--- START ---

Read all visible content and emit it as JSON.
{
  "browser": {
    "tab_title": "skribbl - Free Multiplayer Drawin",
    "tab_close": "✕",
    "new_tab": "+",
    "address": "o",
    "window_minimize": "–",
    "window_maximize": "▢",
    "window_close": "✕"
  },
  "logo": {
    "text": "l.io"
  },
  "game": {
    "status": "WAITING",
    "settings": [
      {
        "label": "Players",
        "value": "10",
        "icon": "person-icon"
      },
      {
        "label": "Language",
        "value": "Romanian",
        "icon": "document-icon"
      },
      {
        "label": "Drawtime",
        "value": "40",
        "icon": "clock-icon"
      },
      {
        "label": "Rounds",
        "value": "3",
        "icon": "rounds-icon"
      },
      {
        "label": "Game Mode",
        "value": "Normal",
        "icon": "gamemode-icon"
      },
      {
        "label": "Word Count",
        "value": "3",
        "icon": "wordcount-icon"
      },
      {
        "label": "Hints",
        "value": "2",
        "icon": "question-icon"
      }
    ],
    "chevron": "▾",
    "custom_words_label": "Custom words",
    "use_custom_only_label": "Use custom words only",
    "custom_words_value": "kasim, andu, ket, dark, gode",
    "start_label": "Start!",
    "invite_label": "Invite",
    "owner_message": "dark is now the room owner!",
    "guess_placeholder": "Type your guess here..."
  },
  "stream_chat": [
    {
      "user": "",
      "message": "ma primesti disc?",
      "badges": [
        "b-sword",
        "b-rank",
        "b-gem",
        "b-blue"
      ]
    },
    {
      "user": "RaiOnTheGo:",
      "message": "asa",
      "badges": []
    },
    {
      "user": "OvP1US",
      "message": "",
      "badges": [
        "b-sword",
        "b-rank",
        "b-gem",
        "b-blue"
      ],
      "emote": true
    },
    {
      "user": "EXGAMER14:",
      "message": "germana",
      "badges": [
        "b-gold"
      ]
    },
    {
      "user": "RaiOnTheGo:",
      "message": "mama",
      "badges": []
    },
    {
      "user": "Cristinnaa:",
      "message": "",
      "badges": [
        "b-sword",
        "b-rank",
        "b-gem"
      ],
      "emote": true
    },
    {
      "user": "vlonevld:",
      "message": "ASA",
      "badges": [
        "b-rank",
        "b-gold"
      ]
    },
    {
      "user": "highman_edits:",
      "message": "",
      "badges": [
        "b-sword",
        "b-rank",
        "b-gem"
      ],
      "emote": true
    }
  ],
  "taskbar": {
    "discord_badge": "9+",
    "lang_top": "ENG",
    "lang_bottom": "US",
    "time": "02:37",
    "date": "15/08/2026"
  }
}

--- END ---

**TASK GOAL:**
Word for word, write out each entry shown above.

**ANSWER SPACE:**
Read all visible content and emit it as JSON.
{
  "browser": {
    "tab_title": "skribbl - Free Multiplayer Drawin",
    "tab_close": "✕",
    "new_tab": "+",
    "address": "o",
    "window_minimize": "–",
    "window_maximize": "▢",
    "window_close": "✕"
  },
  "logo": {
    "text": "l.io"
  },
  "game": {
    "status": "WAITING",
    "settings": [
      {
        "label": "Players",
        "value": "10",
        "icon": "person-icon"
      },
      {
        "label": "Language",
        "value": "Romanian",
        "icon": "document-icon"
      },
      {
        "label": "Drawtime",
        "value": "40",
        "icon": "clock-icon"
      },
      {
        "label": "Rounds",
        "value": "3",
        "icon": "rounds-icon"
      },
      {
        "label": "Game Mode",
        "value": "Normal",
        "icon": "gamemode-icon"
      },
      {
        "label": "Word Count",
        "value": "3",
        "icon": "wordcount-icon"
      },
      {
        "label": "Hints",
        "value": "2",
        "icon": "question-icon"
      }
    ],
    "chevron": "▾",
    "custom_words_label": "Custom words",
    "use_custom_only_label": "Use custom words only",
    "custom_words_value": "kasim, andu, ket, dark, gode",
    "start_label": "Start!",
    "invite_label": "Invite",
    "owner_message": "dark is now the room owner!",
    "guess_placeholder": "Type your guess here..."
  },
  "stream_chat": [
    {
      "user": "",
      "message": "ma primesti disc?",
      "badges": [
        "b-sword",
        "b-rank",
        "b-gem",
        "b-blue"
      ]
    },
    {
      "user": "RaiOnTheGo:",
      "message": "asa",
      "badges": []
    },
    {
      "user": "OvP1US",
      "message": "",
      "badges": [
        "b-sword",
        "b-rank",
        "b-gem",
        "b-blue"
      ],
      "emote": true
    },
    {
      "user": "EXGAMER14:",
      "message": "germana",
      "badges": [
        "b-gold"
      ]
    },
    {
      "user": "RaiOnTheGo:",
      "message": "mama",
      "badges": []
    },
    {
      "user": "Cristinnaa:",
      "message": "",
      "badges": [
        "b-sword",
        "b-rank",
        "b-gem"
      ],
      "emote": true
    },
    {
      "user": "vlonevld:",
      "message": "ASA",
      "badges": [
        "b-rank",
        "b-gold"
      ]
    },
    {
      "user": "highman_edits:",
      "message": "",
      "badges": [
        "b-sword",
        "b-rank",
        "b-gem"
      ],
      "emote": true
    }
  ],
  "taskbar": {
    "discord_badge": "9+",
    "lang_top": "ENG",
    "lang_bottom": "US",
    "time": "02:37",
    "date": "15/08/2026"
  }
}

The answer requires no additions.